We first read of a drink offering in Genesis 35: 14. A drink offering has value; it is not water, it is wine – something that takes time and toil. As the wine was poured on the burnt offering it would produce a wonderful fragrance, a sweet smell to the Lord. Our lives are not the main sacrifice, they will never come up to the great sacrifice of Jesus Christ. He alone was the only one worthy to take our place on the cross. He was spotless, pure and without blemish. Our lives, in comparison to what He has done, seem so insignificant. Yet, when we offer ourselves to Him it comes as a sweet fragrance.

Paul was beheaded under the reign of Nero. We have seen a lot on the news of terrorism. The path of Christ is totally different. We don’t seek to destroy life but to save souls, to change people by God’s grace. We don’t go around with swords and explosives but with the Word of God. There may come a time of persecution. Christianity and Christ is everything – it’s all or nothing. There is no compromise, no sitting on the fence. The greatest status anyone can ever have is that you are saved and serving Him.

Today’s baptisms speak of our old life dying, our old life being crucified with Christ and a new life starting. Your life is no longer your own. Christianity is, ‘I do everything for Jesus.’ He is our Lord.
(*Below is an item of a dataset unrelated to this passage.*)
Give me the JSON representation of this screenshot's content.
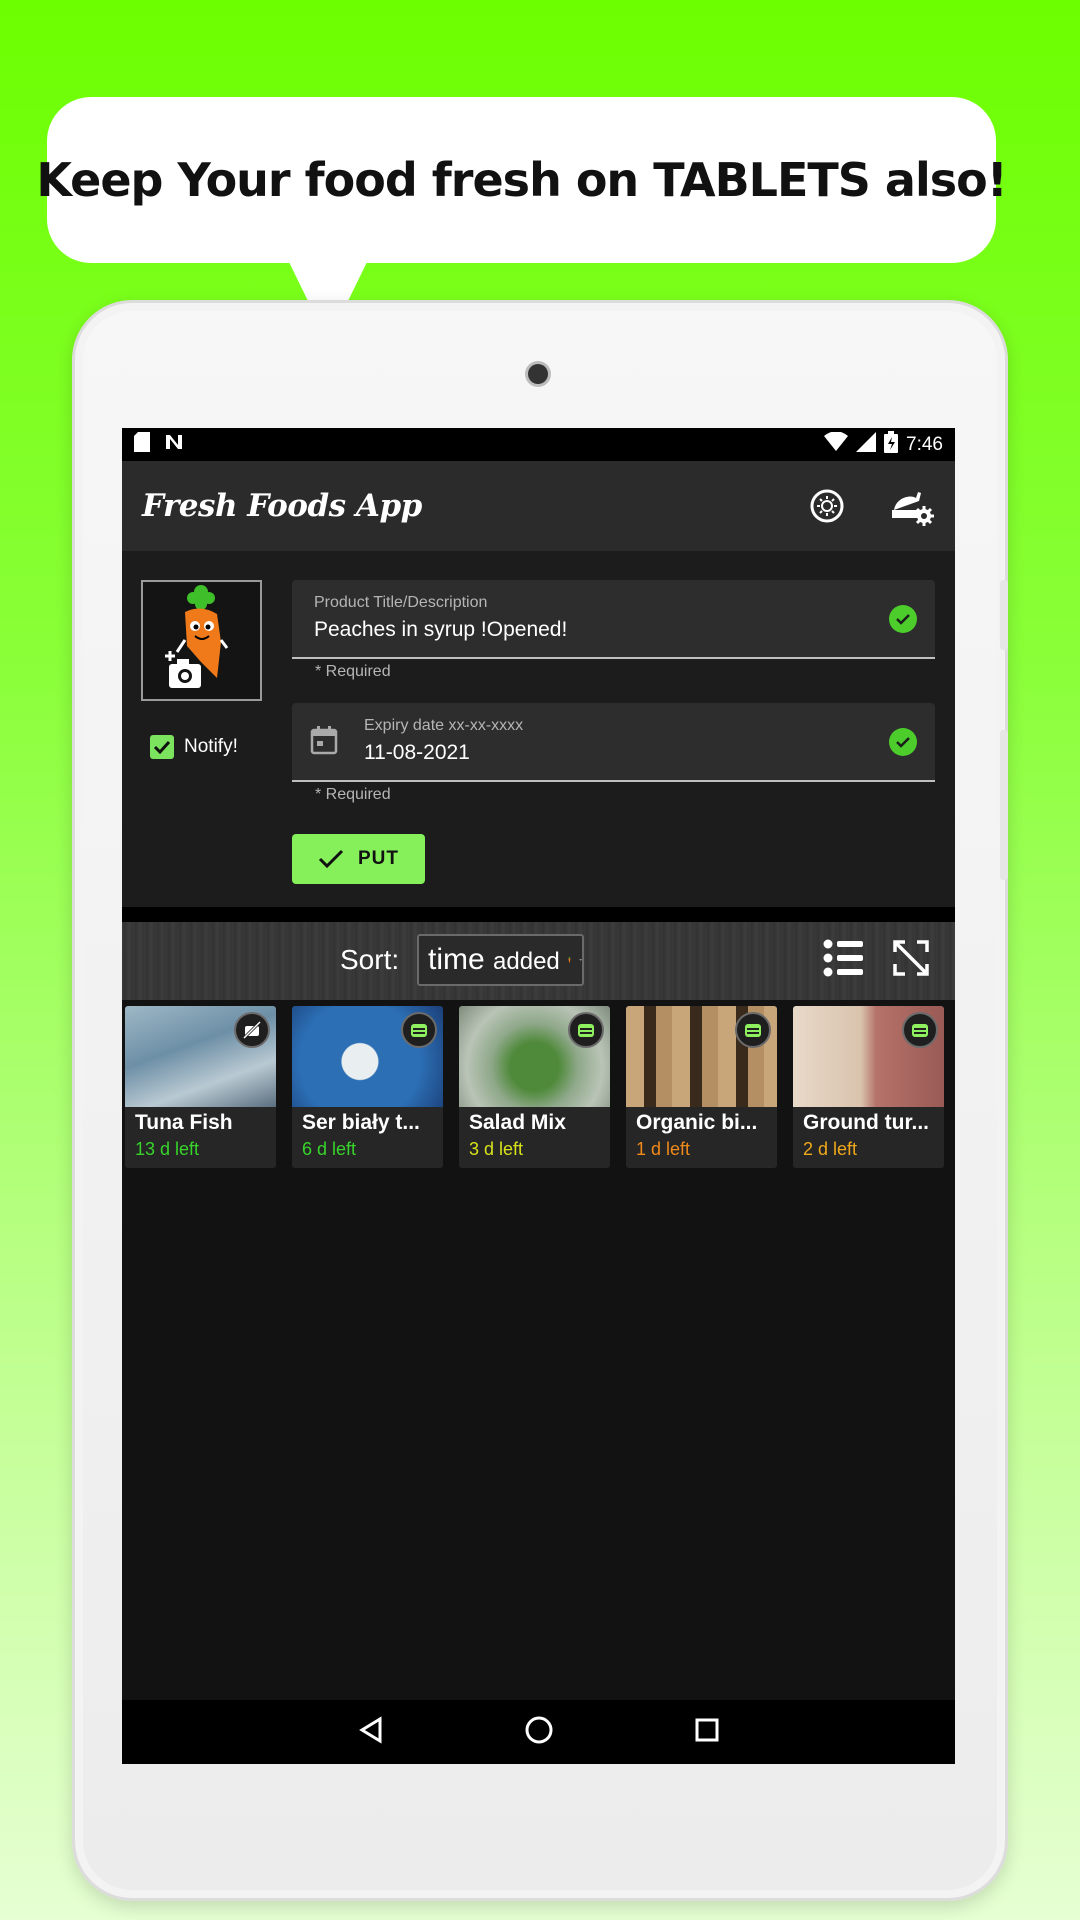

The philosophy of the world is ‘I am the master of my future. For those in Christ it is the complete opposite; He is the Master of our lives, the captain of our Salvation. He is the Lord.

Christianity is not forced on you. Paul says, ‘Present your bodies as a living sacrifice, holy, acceptable unto God’ (Romans 12:1). We were once slaves to sin and the culture of the world, now we come and offer our lives to Him. Present our lives as an offering, as a sacrifice, as a drink offering.
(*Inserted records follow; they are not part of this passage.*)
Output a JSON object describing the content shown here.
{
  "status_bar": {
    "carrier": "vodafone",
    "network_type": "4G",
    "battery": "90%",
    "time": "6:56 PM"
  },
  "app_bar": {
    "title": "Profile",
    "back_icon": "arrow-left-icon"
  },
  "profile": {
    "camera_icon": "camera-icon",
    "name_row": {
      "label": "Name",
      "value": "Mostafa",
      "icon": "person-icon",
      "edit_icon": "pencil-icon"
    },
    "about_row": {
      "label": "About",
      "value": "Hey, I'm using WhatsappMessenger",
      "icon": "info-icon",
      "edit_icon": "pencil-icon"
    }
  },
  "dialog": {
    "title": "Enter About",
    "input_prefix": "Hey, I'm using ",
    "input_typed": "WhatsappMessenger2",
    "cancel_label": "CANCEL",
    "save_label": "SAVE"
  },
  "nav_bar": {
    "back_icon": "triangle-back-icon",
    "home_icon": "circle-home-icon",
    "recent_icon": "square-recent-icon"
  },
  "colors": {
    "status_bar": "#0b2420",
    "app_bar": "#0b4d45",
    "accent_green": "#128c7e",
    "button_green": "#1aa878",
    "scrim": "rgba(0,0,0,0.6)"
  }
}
Isaiah 53 tells us ‘He poured out His soul unto death.’ What is a sacrifice today? It is sacrificing your time, your gifts, the things God has given you. Give your gifts to His glory. Give money – there is a part we must give to the work of God, a tenth. It must come from the heart, be something that you gladly want to give to the work of God. Give yourself. Give Him your heart.
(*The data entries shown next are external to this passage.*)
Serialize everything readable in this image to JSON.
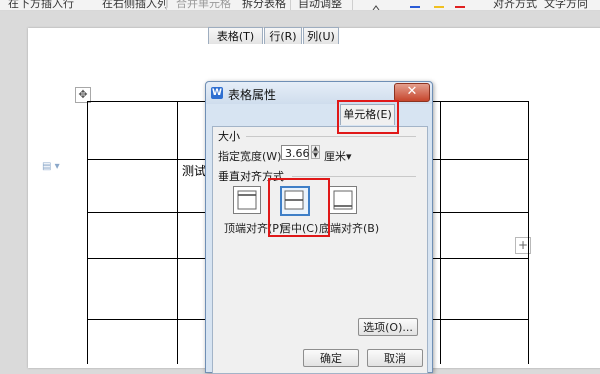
{
  "toolbar": {
    "items": [
      "在下方插入行",
      "在右侧插入列",
      "合并单元格",
      "拆分表格",
      "自动调整",
      "对齐方式",
      "文字方向"
    ]
  },
  "document": {
    "cell_text": "测试"
  },
  "dialog": {
    "title": "表格属性",
    "app_icon_letter": "W",
    "close_symbol": "✕",
    "tabs": [
      {
        "label": "表格(T)"
      },
      {
        "label": "行(R)"
      },
      {
        "label": "列(U)"
      },
      {
        "label": "单元格(E)",
        "active": true
      }
    ],
    "size_group_label": "大小",
    "width_label": "指定宽度(W):",
    "width_value": "3.66",
    "width_unit": "厘米",
    "valign_group_label": "垂直对齐方式",
    "valign_options": [
      {
        "label": "顶端对齐(P)",
        "icon": "align-top-icon"
      },
      {
        "label": "居中(C)",
        "icon": "align-middle-icon",
        "selected": true
      },
      {
        "label": "底端对齐(B)",
        "icon": "align-bottom-icon"
      }
    ],
    "options_button": "选项(O)...",
    "ok_button": "确定",
    "cancel_button": "取消"
  },
  "colors": {
    "highlight": "#e01818",
    "accent": "#3f7fc7"
  }
}
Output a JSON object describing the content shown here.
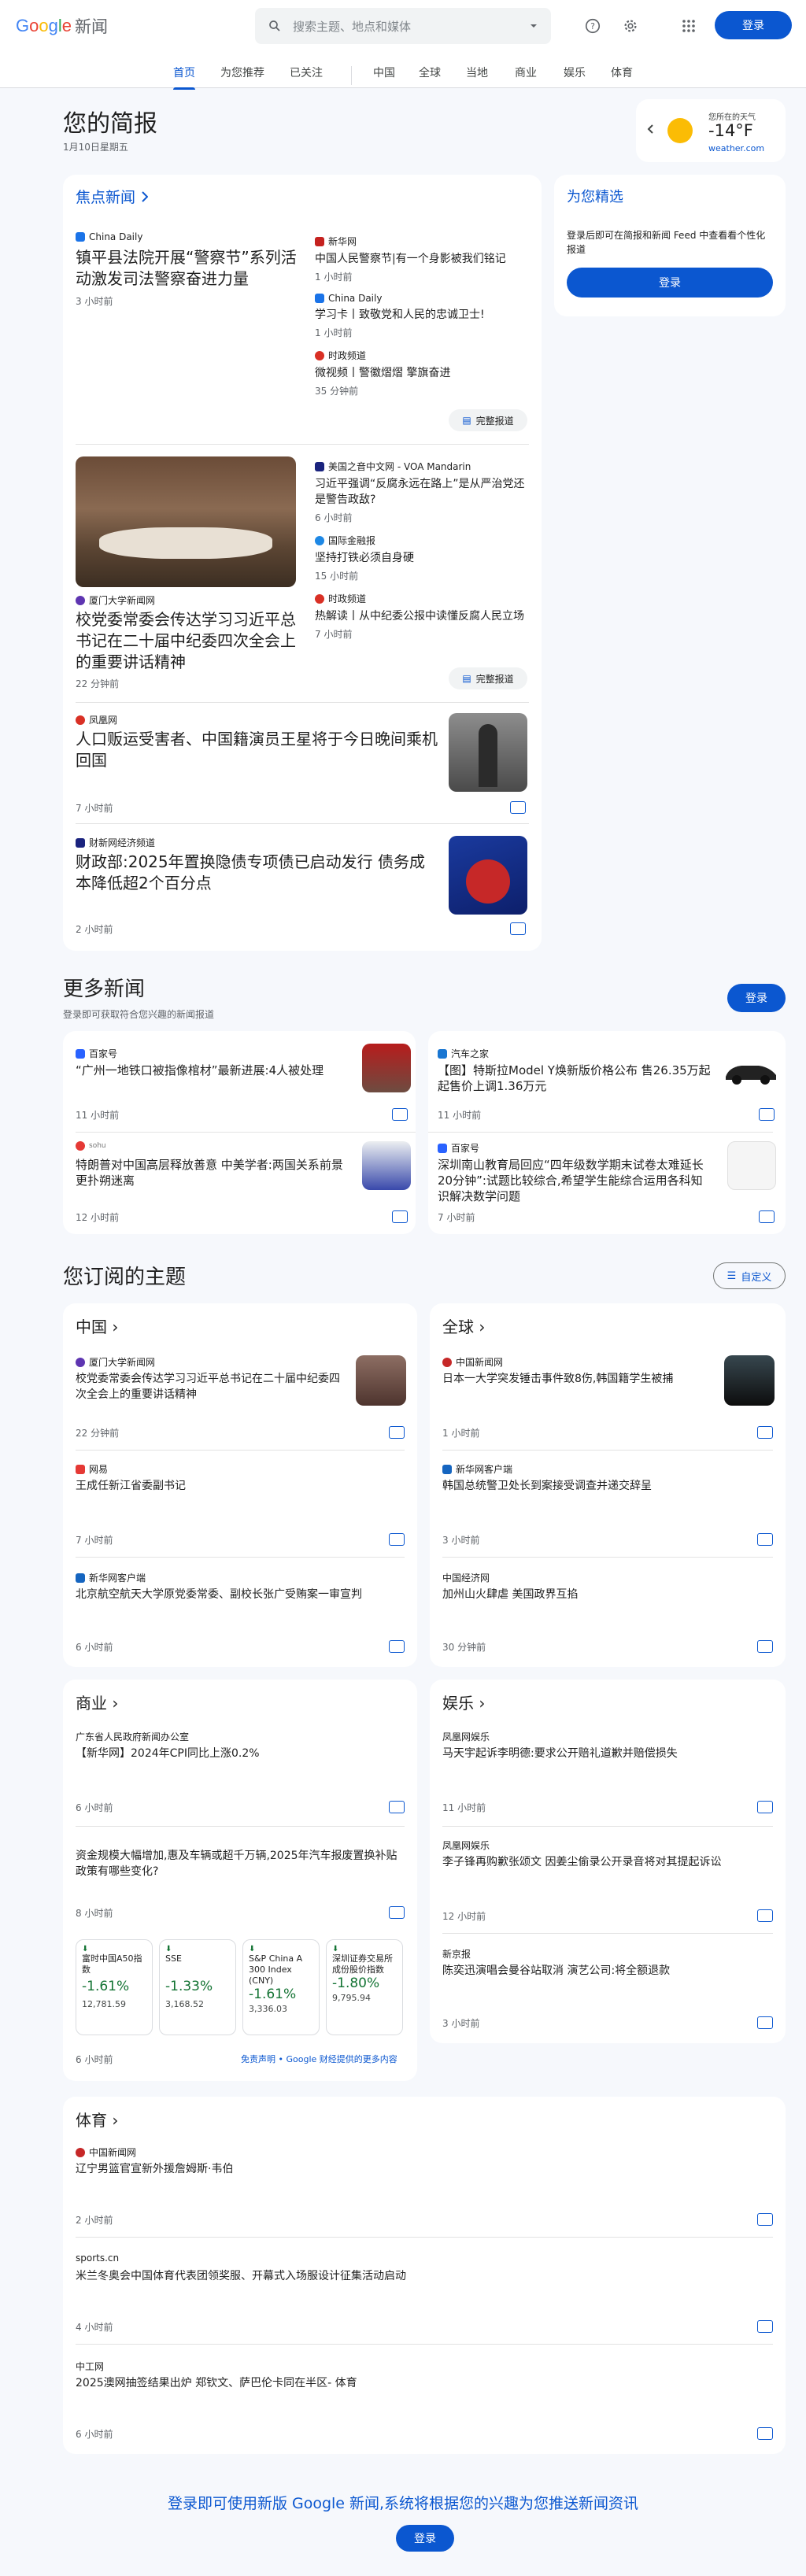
{
  "header": {
    "logo_google": "Google",
    "logo_news": "新闻",
    "search_placeholder": "搜索主题、地点和媒体",
    "signin": "登录"
  },
  "tabs": [
    "首页",
    "为您推荐",
    "已关注",
    "中国",
    "全球",
    "当地",
    "商业",
    "娱乐",
    "体育"
  ],
  "brief": {
    "title": "您的简报",
    "date": "1月10日星期五"
  },
  "weather": {
    "label": "您所在的天气",
    "temp": "-14°F",
    "source": "weather.com"
  },
  "picks": {
    "title": "为您精选",
    "desc": "登录后即可在简报和新闻 Feed 中查看看个性化报道",
    "button": "登录"
  },
  "top": {
    "title": "焦点新闻",
    "full_coverage": "完整报道",
    "s1": {
      "source": "China Daily",
      "headline": "镇平县法院开展“警察节”系列活动激发司法警察奋进力量",
      "time": "3 小时前",
      "side": [
        {
          "source": "新华网",
          "title": "中国人民警察节|有一个身影被我们铭记",
          "time": "1 小时前"
        },
        {
          "source": "China Daily",
          "title": "学习卡丨致敬党和人民的忠诚卫士!",
          "time": "1 小时前"
        },
        {
          "source": "时政频道",
          "title": "微视频丨警徽熠熠 擎旗奋进",
          "time": "35 分钟前"
        }
      ]
    },
    "s2": {
      "source": "厦门大学新闻网",
      "headline": "校党委常委会传达学习习近平总书记在二十届中纪委四次全会上的重要讲话精神",
      "time": "22 分钟前",
      "side": [
        {
          "source": "美国之音中文网 - VOA Mandarin",
          "title": "习近平强调“反腐永远在路上”是从严治党还是警告政敌?",
          "time": "6 小时前"
        },
        {
          "source": "国际金融报",
          "title": "坚持打铁必须自身硬",
          "time": "15 小时前"
        },
        {
          "source": "时政频道",
          "title": "热解读丨从中纪委公报中读懂反腐人民立场",
          "time": "7 小时前"
        }
      ]
    },
    "s3": {
      "source": "凤凰网",
      "headline": "人口贩运受害者、中国籍演员王星将于今日晚间乘机回国",
      "time": "7 小时前"
    },
    "s4": {
      "source": "财新网经济频道",
      "headline": "财政部:2025年置换隐债专项债已启动发行 债务成本降低超2个百分点",
      "time": "2 小时前"
    }
  },
  "more": {
    "title": "更多新闻",
    "desc": "登录即可获取符合您兴趣的新闻报道",
    "button": "登录",
    "items": [
      {
        "source": "百家号",
        "title": "“广州一地铁口被指像棺材”最新进展:4人被处理",
        "time": "11 小时前"
      },
      {
        "source": "汽车之家",
        "title": "【图】特斯拉Model Y焕新版价格公布 售26.35万起 起售价上调1.36万元",
        "time": "11 小时前"
      },
      {
        "source": "sohu",
        "title": "特朗普对中国高层释放善意 中美学者:两国关系前景更扑朔迷离",
        "time": "12 小时前"
      },
      {
        "source": "百家号",
        "title": "深圳南山教育局回应“四年级数学期末试卷太难延长20分钟”:试题比较综合,希望学生能综合运用各科知识解决数学问题",
        "time": "7 小时前"
      }
    ]
  },
  "topics": {
    "title": "您订阅的主题",
    "customize": "自定义",
    "china": {
      "title": "中国",
      "items": [
        {
          "source": "厦门大学新闻网",
          "title": "校党委常委会传达学习习近平总书记在二十届中纪委四次全会上的重要讲话精神",
          "time": "22 分钟前"
        },
        {
          "source": "网易",
          "title": "王成任新江省委副书记",
          "time": "7 小时前"
        },
        {
          "source": "新华网客户端",
          "title": "北京航空航天大学原党委常委、副校长张广受贿案一审宣判",
          "time": "6 小时前"
        }
      ]
    },
    "world": {
      "title": "全球",
      "items": [
        {
          "source": "中国新闻网",
          "title": "日本一大学突发锤击事件致8伤,韩国籍学生被捕",
          "time": "1 小时前"
        },
        {
          "source": "新华网客户端",
          "title": "韩国总统警卫处长到案接受调查并递交辞呈",
          "time": "3 小时前"
        },
        {
          "source": "中国经济网",
          "title": "加州山火肆虐 美国政界互掐",
          "time": "30 分钟前"
        }
      ]
    },
    "business": {
      "title": "商业",
      "items": [
        {
          "source": "广东省人民政府新闻办公室",
          "title": "【新华网】2024年CPI同比上涨0.2%",
          "time": "6 小时前"
        },
        {
          "source": "",
          "title": "资金规模大幅增加,惠及车辆或超千万辆,2025年汽车报废置换补贴政策有哪些变化?",
          "time": "8 小时前"
        }
      ],
      "stocks": [
        {
          "name": "富时中国A50指数",
          "pct": "-1.61%",
          "value": "12,781.59"
        },
        {
          "name": "SSE",
          "pct": "-1.33%",
          "value": "3,168.52"
        },
        {
          "name": "S&P China A 300 Index (CNY)",
          "pct": "-1.61%",
          "value": "3,336.03"
        },
        {
          "name": "深圳证券交易所成份股价指数",
          "pct": "-1.80%",
          "value": "9,795.94"
        }
      ],
      "footer_time": "6 小时前",
      "disclaimer": "免责声明 • Google 财经提供的更多内容"
    },
    "ent": {
      "title": "娱乐",
      "items": [
        {
          "source": "凤凰网娱乐",
          "title": "马天宇起诉李明德:要求公开赔礼道歉并赔偿损失",
          "time": "11 小时前"
        },
        {
          "source": "凤凰网娱乐",
          "title": "李子锋再购歉张颂文 因姜尘偷录公开录音将对其提起诉讼",
          "time": "12 小时前"
        },
        {
          "source": "新京报",
          "title": "陈奕迅演唱会曼谷站取消 演艺公司:将全额退款",
          "time": "3 小时前"
        }
      ]
    },
    "sports": {
      "title": "体育",
      "items": [
        {
          "source": "中国新闻网",
          "title": "辽宁男篮官宣新外援詹姆斯·韦伯",
          "time": "2 小时前"
        },
        {
          "source": "sports.cn",
          "title": "米兰冬奥会中国体育代表团领奖服、开幕式入场服设计征集活动启动",
          "time": "4 小时前"
        },
        {
          "source": "中工网",
          "title": "2025澳网抽签结果出炉 郑钦文、萨巴伦卡同在半区- 体育",
          "time": "6 小时前"
        }
      ]
    }
  },
  "footer": {
    "text": "登录即可使用新版 Google 新闻,系统将根据您的兴趣为您推送新闻资讯",
    "button": "登录"
  }
}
Sunday 4th October – Morning Service

Ian2

Our morning service was led by Ian Middlemist, evangelist at Hill Park Church, who preached from Acts chapter 1 verses 1-10, Peter healing the crippled beggar. We learnt that as Christians we all have something to give, something perfectly relevant to whatever situation we find ourselves in. The beggar held out his hands hoping for silver and gold, but he received so much more. As the world holds out its hands, waiting for riches – for what it thinks it needs, we have the greatest message to give, what the world needs – the life-changing message of Jesus Christ. Those who are spiritually dead can be raised to a new life, to walk with God, to praise God. We need to bring the message to a needy people, to a crippled world, to let them hear about Jesus Christ.

Sunday 30th August – Morning Service

alan-davison - aug 15

This morning’s worship was led by Alan Davison from Carmarthen Evangelical Church. He preached from Hebrews chapter 2, verse 17, focusing on the prerequisite, purposeful, propitiation of Jesus Christ. Once again we were blessed with the fellowship of visitors over a cup of tea and refreshments after the service. Our Sunday worship continues at 4 p.m. when Alan will once again led us for a Bible study and informal discussion in the vestry. A warm welcome is extended to all.

Hebrews 2-17 KJV